The Forsyte Saga

From The Forsyte Saga - PBS: Old Jolyon's eulogy -- At his father's funeral, young Jolyon recites the following lines from Shakespeare's Cymbeline, Sc. 2, Act 4:

Fear no more the heat of the sun,
Nor the furious winter's rages;
Thou thy worldly task hast done,
Home art gone, and taken thy wages.
Golden lads and girls all must,
As chimney sweepers, come to dust.
Fear no more the frown of the great;
Thou art past the tyrant's stroke.
Care no more to clothe and eat;
To thee the reed is as the oak.
The sceptre, learning, physic, must
All follow this and come to dust.
Fear no more the lightning flash,
Nor the all-dreaded thunder-stone;
Fear not slander, censure rash;
Thou hast finished joy and moan;
All lovers young, all lovers must
Consign to thee and come to dust.

Wednesday, November 19, 2008

After Our Daughter's Wedding

After Our Daughter's Wedding - by Ellen Bass

While the remnants of cake
and half-empty champagne glasses
lay on the lawn like sunbathers lingering
in the slanting light, we left the house guests
and drove to Antonelli's pond.
On a log by the bank I sat in my flowered dress and cried.
A lone fisherman drifted by, casting his ribbon of light.
"Do you feel like you've given her away?" you asked.
But no, it was that she made it
to here, that she didn't
drown in a well or die
of pneumonia or take the pills.
She wasn't crushed
under the mammoth wheels of a semi
on highway 17, wasn't found
lying in the alley
that night after rehearsal
when I got the time wrong.
It's animal. The egg
not eaten by a weasel. Turtles
crossing the beach, exposed
in the moonlight. And we
have so few to start with.
And that long gestation—
like carrying your soul out in front of you.
All those years of feeding
and watching. The vulnerable hollow
at the back of the neck. Never knowing
what could pick them off—a seagull
swooping down for a clam.
Our most basic imperative:
for them to survive.
And there's never been a moment
we could count on it.

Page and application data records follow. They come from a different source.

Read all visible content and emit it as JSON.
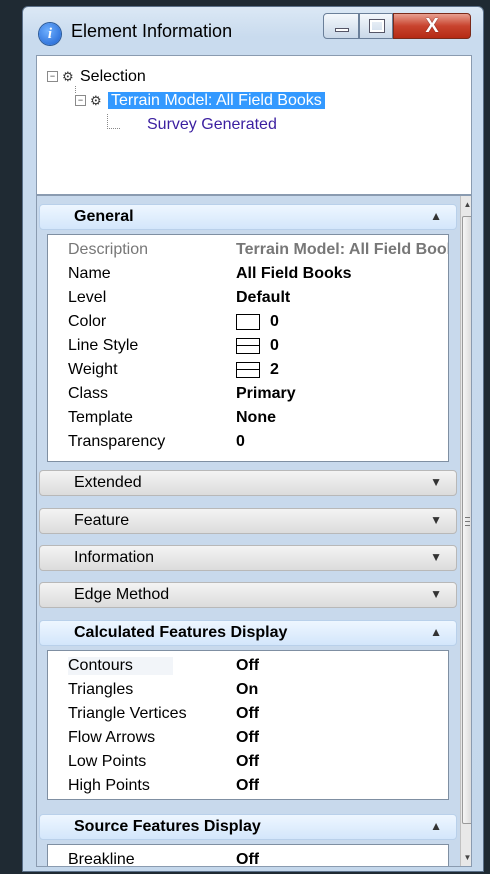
{
  "window": {
    "title": "Element Information",
    "icon": "info-icon",
    "close_glyph": "X"
  },
  "tree": {
    "root": {
      "label": "Selection",
      "expander": "−"
    },
    "child": {
      "label": "Terrain Model: All Field Books",
      "expander": "−"
    },
    "leaf": {
      "label": "Survey Generated"
    }
  },
  "sections": {
    "general": {
      "label": "General",
      "rows": [
        {
          "key": "Description",
          "value": "Terrain Model: All Field Books"
        },
        {
          "key": "Name",
          "value": "All Field Books"
        },
        {
          "key": "Level",
          "value": "Default"
        },
        {
          "key": "Color",
          "value": "0"
        },
        {
          "key": "Line Style",
          "value": "0"
        },
        {
          "key": "Weight",
          "value": "2"
        },
        {
          "key": "Class",
          "value": "Primary"
        },
        {
          "key": "Template",
          "value": "None"
        },
        {
          "key": "Transparency",
          "value": "0"
        }
      ]
    },
    "extended": {
      "label": "Extended"
    },
    "feature": {
      "label": "Feature"
    },
    "information": {
      "label": "Information"
    },
    "edge_method": {
      "label": "Edge Method"
    },
    "calculated": {
      "label": "Calculated Features Display",
      "rows": [
        {
          "key": "Contours",
          "value": "Off"
        },
        {
          "key": "Triangles",
          "value": "On"
        },
        {
          "key": "Triangle Vertices",
          "value": "Off"
        },
        {
          "key": "Flow Arrows",
          "value": "Off"
        },
        {
          "key": "Low Points",
          "value": "Off"
        },
        {
          "key": "High Points",
          "value": "Off"
        }
      ]
    },
    "source": {
      "label": "Source Features Display",
      "rows": [
        {
          "key": "Breakline",
          "value": "Off"
        }
      ]
    }
  },
  "icons": {
    "collapse": "chevron-up-icon",
    "expand": "chevron-down-icon"
  },
  "colors": {
    "selection": "#3399ff",
    "leaf_text": "#3b1fa0",
    "section_open": "#d3e6fb"
  }
}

"After Our Daughter's Wedding" by Ellen Bass from Mules of Love. © BOA Editions, 2002. Reprinted with permission

Saturday, November 15, 2008

The Fields - W. S. Merwin

The Fields -- by W. S. Merwin

Saturday on Seventh Street
full-waisted gray-haired women in Sunday sweaters
moving through the tan shades of their booths
bend over cakes they baked at home
they gaze down onto the sleep of stuffed cabbages
they stir with huge spoons sauerkraut and potato dumplings
cooked as those dishes were cooked on deep
misty plains among the sounds of horses
beside fields of black earth on the other side of the globe
that only the oldest think they remember
looking down from their windows into the world
where everybody is now

none of the young has yet wept at the smell
of cabbages
those leaves all face
none of the young after long journeys
weeks in vessels
and staring at strange coasts through fog in first light
has been recognized by the steam of sauerkraut
that is older than anyone living
so on the street they play the music
of what they do not remember
they sing of places they have not known
they dance in new costumes under the windows
in the smell of cabbages from fields
nobody has seen

"The Fields" by W.S. Merwin from Migration: New & Selected Poems.

Monday, November 3, 2008

Lessons by Pat Schneider

Lessons by Pat Schneider

I have learned
that life goes on,
or doesn't.
That days are measured out
in tiny increments
as a woman in a kitchen
measures teaspoons
of cinnamon, vanilla,
or half a cup of sugar
into a bowl.

I have learned
that moments are as precious as nutmeg,
and it has occurred to me
that busy interruptions
are like tiny grain moths,
or mice.
They nibble, pee, and poop,
or make their little worms and webs
until you have to throw out the good stuff
with the bad.

It took two deaths
and coming close myself
for me to learn
that there is not an infinite supply
of good things in the pantry.

Thanks to The Writers Almanac